Figure 2In situ SAXS experiments during the self-assembly of a silica-based nanostructured material (done at the ID2 beamline of the ESRF, with a 30s interval between images). The inner structure iof the particles (Bragg peaks) as well as their shape (the ultra-small angle region) are monitored over time.

Supracrystals of metal nanoparticles

Metal nanoparticles are used for numerous applications, in various fields. The control of their interaction is a very active research topic, aiming to facilitate their manipulation, to concentrate them and even to induce their self-assembly. To this end, exchanging the ligands that cover the NPs is a widely employed strategy. Metal NPs grafted with hydrophobic ligands self-assemble spontaneously and form supracrystals (SC), which should exhibit original physical properties. In an NP suspension, supracrystals appear either in the bulk or at the air-solvent interface, for a sufficiently high volume fraction.
The local structure is determined by SAXS, a technique particularly well adapted to monitoring the nucleation/growth process from various mixtures of volatile and non-volatile solvents (see video 1) [1] but also to follow the stability of SC under hydrostatic pressure (video 2). By emulsification, the same NP suspensions can be dispersed in water as droplets, and the nucleation/growth process takes place in a confined medium. NP supra-crystallisation is thus a unique phenomenon that mimics the liquid-solid transition at the nanoscale, but which exhibits a rich range of behavior.

Video 1. This video coresponds to a time resolved in situ SAXS analysis of the self-assembly of Au octahedra in a microfluidic channels. Briefly it shows a gradual concentration of the colloids in the channel followed by nucleation and growth of a supercrystal. Coll. with the colloid chemistry group at the University of Vigo and the Electron-Microscopy Laboratory at CIC nanogune.

Video 2. High Pressure SAXS (HP-SAXS) on 3D face-centered cubic (FCC) supracrystals (SC) built by spherical gold nanoparticles (NPs) performed at Swing (Soleil synchrotron). Dodecane-thiol ligands are grafted at the gold surface and assure the stability of the gold NPs by forming a protective soft layer.
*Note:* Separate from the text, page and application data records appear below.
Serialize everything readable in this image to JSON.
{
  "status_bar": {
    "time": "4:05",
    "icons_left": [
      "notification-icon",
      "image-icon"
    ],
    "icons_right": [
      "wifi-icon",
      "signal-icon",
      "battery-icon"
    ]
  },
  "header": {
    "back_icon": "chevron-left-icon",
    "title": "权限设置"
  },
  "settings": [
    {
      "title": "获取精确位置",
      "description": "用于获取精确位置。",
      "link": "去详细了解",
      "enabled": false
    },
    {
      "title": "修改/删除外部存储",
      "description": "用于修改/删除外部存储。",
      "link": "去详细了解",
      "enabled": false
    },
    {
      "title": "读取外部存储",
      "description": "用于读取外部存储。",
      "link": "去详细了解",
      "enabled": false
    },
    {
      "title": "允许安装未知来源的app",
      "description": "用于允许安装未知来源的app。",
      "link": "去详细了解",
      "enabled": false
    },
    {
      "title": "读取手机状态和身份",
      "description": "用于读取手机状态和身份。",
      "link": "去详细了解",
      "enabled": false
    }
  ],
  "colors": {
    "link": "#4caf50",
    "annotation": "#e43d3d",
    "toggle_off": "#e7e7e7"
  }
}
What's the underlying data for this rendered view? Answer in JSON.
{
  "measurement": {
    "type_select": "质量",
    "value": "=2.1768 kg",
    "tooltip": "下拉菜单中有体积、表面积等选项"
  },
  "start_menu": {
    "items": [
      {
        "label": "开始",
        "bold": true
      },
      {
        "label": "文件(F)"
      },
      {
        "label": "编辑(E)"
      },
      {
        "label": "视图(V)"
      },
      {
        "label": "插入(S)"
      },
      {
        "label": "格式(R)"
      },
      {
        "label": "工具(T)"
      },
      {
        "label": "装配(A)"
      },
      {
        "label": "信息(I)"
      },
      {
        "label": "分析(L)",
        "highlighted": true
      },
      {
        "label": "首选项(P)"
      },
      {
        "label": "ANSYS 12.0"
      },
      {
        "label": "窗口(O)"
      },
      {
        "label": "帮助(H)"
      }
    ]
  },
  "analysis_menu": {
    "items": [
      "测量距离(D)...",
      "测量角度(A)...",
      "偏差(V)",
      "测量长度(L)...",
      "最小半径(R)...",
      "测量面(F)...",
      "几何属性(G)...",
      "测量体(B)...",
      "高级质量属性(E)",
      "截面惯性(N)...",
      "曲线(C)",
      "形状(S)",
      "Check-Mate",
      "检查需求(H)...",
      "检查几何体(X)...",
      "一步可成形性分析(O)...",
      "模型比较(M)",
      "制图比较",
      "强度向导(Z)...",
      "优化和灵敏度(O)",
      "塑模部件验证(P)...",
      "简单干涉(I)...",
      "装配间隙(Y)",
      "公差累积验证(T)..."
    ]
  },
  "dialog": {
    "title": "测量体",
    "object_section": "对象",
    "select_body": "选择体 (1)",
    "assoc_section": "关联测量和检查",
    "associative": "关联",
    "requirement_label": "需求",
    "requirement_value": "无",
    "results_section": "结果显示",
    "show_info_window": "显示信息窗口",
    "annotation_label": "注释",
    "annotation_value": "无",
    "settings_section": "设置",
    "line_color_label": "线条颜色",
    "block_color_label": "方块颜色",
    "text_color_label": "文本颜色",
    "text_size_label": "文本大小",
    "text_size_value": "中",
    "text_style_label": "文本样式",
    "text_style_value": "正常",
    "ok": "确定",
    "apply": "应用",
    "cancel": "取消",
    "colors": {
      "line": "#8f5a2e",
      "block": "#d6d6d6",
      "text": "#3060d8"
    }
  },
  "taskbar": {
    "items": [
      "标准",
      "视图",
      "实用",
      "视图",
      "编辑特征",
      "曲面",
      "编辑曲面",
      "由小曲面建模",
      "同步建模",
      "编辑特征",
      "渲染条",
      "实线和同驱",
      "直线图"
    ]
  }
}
Under a hydrostatic pressure, the supracrystals, and mainly, the soft matrix, is compressed: the cubic cell parameter  continously decreases as revealed by SAXS. Up to 12 GPa, the SC shows a high structural stability. The bulk elastic modulus of the SCs and of the soft matrix  can be derived from the HP-SAXS measurements. Credits: Helen Ibrahim, Victor Balédent, Marianne Impéror-Clerc and Brigitte Pansu

Optical properties of nanoparticles

The strong optical properties of nanoparticles (e.g. plasmonic or semiconducting) can be tuned across the visible to the mid infra-red range by modifying their size and shape (Figure 3). When such nanoparticles are organized in ensembles, collective properties are obtained that differ from those of individual particles and the resulting optical properties can be further tuned and even amplified. In particular, plasmon coupling in small gaps (1–10 nm) between plasmonic nanoparticles results in intense electric fields (i.e.,hot-spots) that can be exploited for many purposes, such as sensing, biomaterials, metamaterials design, switching devices, and so forth.

Figure 3. Selection of TEM images of Au or Au@Ag NPs with various morphology obtained in the team. 


[1] D. García‐Lojo, E. Modin, S. Gómez‐Graña, M. Impéror‐Clerc, A. Chuvilin, I. Pastoriza‐Santos, J. Pérez‐Juste, D. Constantin and C. Hamon, Adv. Funct. Mater., 2021, 31, 2101869